This is only a challenge if you are consciously trying to “understand.”  Instead of trying to understand, simply receive, and practice what you know feels good to practice.

Be Thick-Skinned

Manners are an important and interesting thing in China.  Some behaviors that Westerners consider harmless may be considered rude in China, and some things that Chinese people consider normal might come as shocks to Westerners. You may find yourself in situations where you’re asking yourself, “Did he really just say that?”

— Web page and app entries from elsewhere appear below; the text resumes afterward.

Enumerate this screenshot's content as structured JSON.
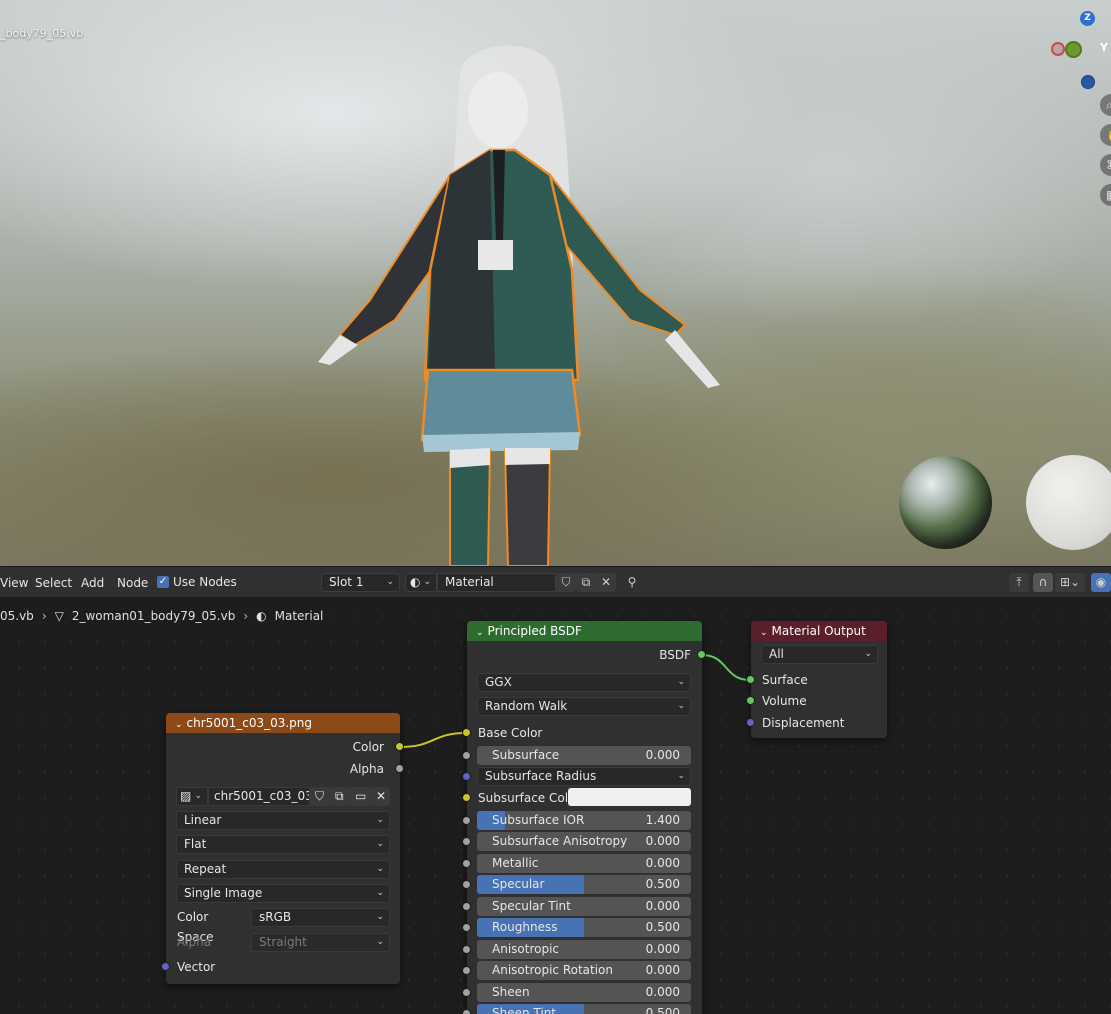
{
  "viewport": {
    "file_label": "_body79_05.vb",
    "gizmo": {
      "z": "Z",
      "y": "Y"
    }
  },
  "node_header": {
    "menus": [
      "View",
      "Select",
      "Add",
      "Node"
    ],
    "use_nodes_label": "Use Nodes",
    "use_nodes_checked": true,
    "slot": "Slot 1",
    "material_name": "Material"
  },
  "breadcrumb": {
    "object": "05.vb",
    "mesh": "2_woman01_body79_05.vb",
    "material": "Material"
  },
  "image_node": {
    "title": "chr5001_c03_03.png",
    "title_color": "#8b4a17",
    "outputs": {
      "color": "Color",
      "alpha": "Alpha"
    },
    "image_name": "chr5001_c03_03.p...",
    "interpolation": "Linear",
    "projection": "Flat",
    "extension": "Repeat",
    "source": "Single Image",
    "color_space_label": "Color Space",
    "color_space": "sRGB",
    "alpha_label": "Alpha",
    "alpha_mode": "Straight",
    "vector_label": "Vector"
  },
  "bsdf_node": {
    "title": "Principled BSDF",
    "title_color": "#2e6b2e",
    "output_label": "BSDF",
    "distribution": "GGX",
    "subsurface_method": "Random Walk",
    "base_color_label": "Base Color",
    "subsurface_radius_label": "Subsurface Radius",
    "subsurface_color_label": "Subsurface Color",
    "sliders": [
      {
        "label": "Subsurface",
        "value": "0.000",
        "fraction": 0.0
      },
      {
        "label": "Subsurface IOR",
        "value": "1.400",
        "fraction": 0.13
      },
      {
        "label": "Subsurface Anisotropy",
        "value": "0.000",
        "fraction": 0.0
      },
      {
        "label": "Metallic",
        "value": "0.000",
        "fraction": 0.0
      },
      {
        "label": "Specular",
        "value": "0.500",
        "fraction": 0.5
      },
      {
        "label": "Specular Tint",
        "value": "0.000",
        "fraction": 0.0
      },
      {
        "label": "Roughness",
        "value": "0.500",
        "fraction": 0.5
      },
      {
        "label": "Anisotropic",
        "value": "0.000",
        "fraction": 0.0
      },
      {
        "label": "Anisotropic Rotation",
        "value": "0.000",
        "fraction": 0.0
      },
      {
        "label": "Sheen",
        "value": "0.000",
        "fraction": 0.0
      },
      {
        "label": "Sheen Tint",
        "value": "0.500",
        "fraction": 0.5
      }
    ]
  },
  "output_node": {
    "title": "Material Output",
    "title_color": "#5a1f2b",
    "target": "All",
    "inputs": {
      "surface": "Surface",
      "volume": "Volume",
      "displacement": "Displacement"
    }
  }
}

My first experience with a teacher in China was an elderly blind man who came really close to me as if to “examine” me while I was practicing and announced to the entire park that I had real qi. It felt good coming from him, as he was the guy in the park that everyone else seemed to bow-down to. He showed me some push-hands and drills to practice, and told other people in the park to let me practice wherever I wanted to.

My second experience was with a guy who told me I had no root.  None whatsoever, he insisted, and to illustrate, he pushed me over again and again to his heart’s content.

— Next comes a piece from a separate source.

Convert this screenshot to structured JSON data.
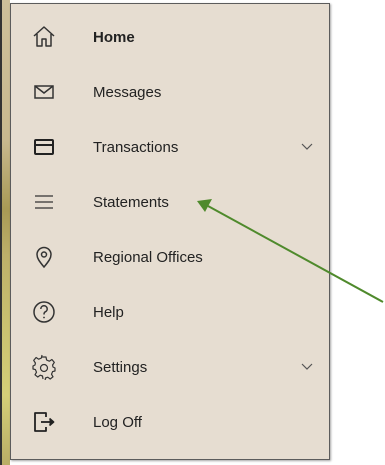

Later on, a teacher that I ended up really liking told me that I simply wasn’t serious enough to ever succeed.  This was his response to me missing class both Tuesday AND Wednesday one week. On another occasion, he asserted that everything I had heard or read was of no use at all.  What surprised me most was that this was coming from a mild-mannered, soft-spoken person.  You would expect such absolutist talk from a loudmouth, but when it came from such a gentle person, it carried a real punch. Incidentally, he also announced to his students one day that they all practiced like chickens, while I practiced like an eagle… so he may not have thought I was completely without hope.

Love Chinese Culture

You visit China because you love Chinese culture and you want to learn about it from Chinese people. It doesn’t matter if you have learned about Daoism, Confucianism or Taiji from a lineage that left China before the Cultural Revolution and might know something about Chinese culture that a Beijinger might not know.  It doesn’t matter if you have practiced taiji for ten years and you are speaking with a Chinese fellow student who has practiced for a month: you are in China to learn about Chinese culture from Chinese people.

American culture is free reign for anyone, and the more progressive among us know that it’s silly when someone assumes they automatically know more about American culture because they were born here.  American culture can mean football, baseball, two-stepping, MacDonald’s, jazz, military history, Sarah Palin or John Stewart, all of the above or none of the above.

It’s different in China.  Some Chinese people acknowledge religious beliefs, others don’t.  Many never talk politics.  Chinese people love and revere their parents and love and revere Chinese culture.

The biggest mistake I made in China was to object when people would say that I didn’t understand Chinese culture.  I was told that it would be harder for me to excel at taichi because I didn’t understand Chinese culture, and I found that objectionable.  If I had it to do over again, I would have humored whoever was saying it while responding, “But I LOVE Chinese culture, so I’ll do my best.”

Work Hard

Regardless of whether your previous experience or your understanding of Chinese culture are ever validated, you will get lots of attention and personal instruction from a Chinese teacher as long as you work hard at what you’re shown, and keep coming back after having your ego bruised.

Finding yourself under the wing of a Chinese teacher is a big deal: you may find yourself being cared about by a knowledgeable person who will take responsibility not only for your having a positive training experience. He or she may go so far as to make sure that you are eating enough, that you know WHERE to go to find tasty, healthful and representative meals, that you are making good friends and otherwise having a positive experience experiencing China.

For thoughts on avoiding the mistakes that many taijiquan students make, click here.

To exchange experiences or ideas or for instruction in Guangping Taiji in Austin, click here or call me at 512.791.3296.

Click here to return to the Austin Classical Taichi homepage.

%d bloggers like this: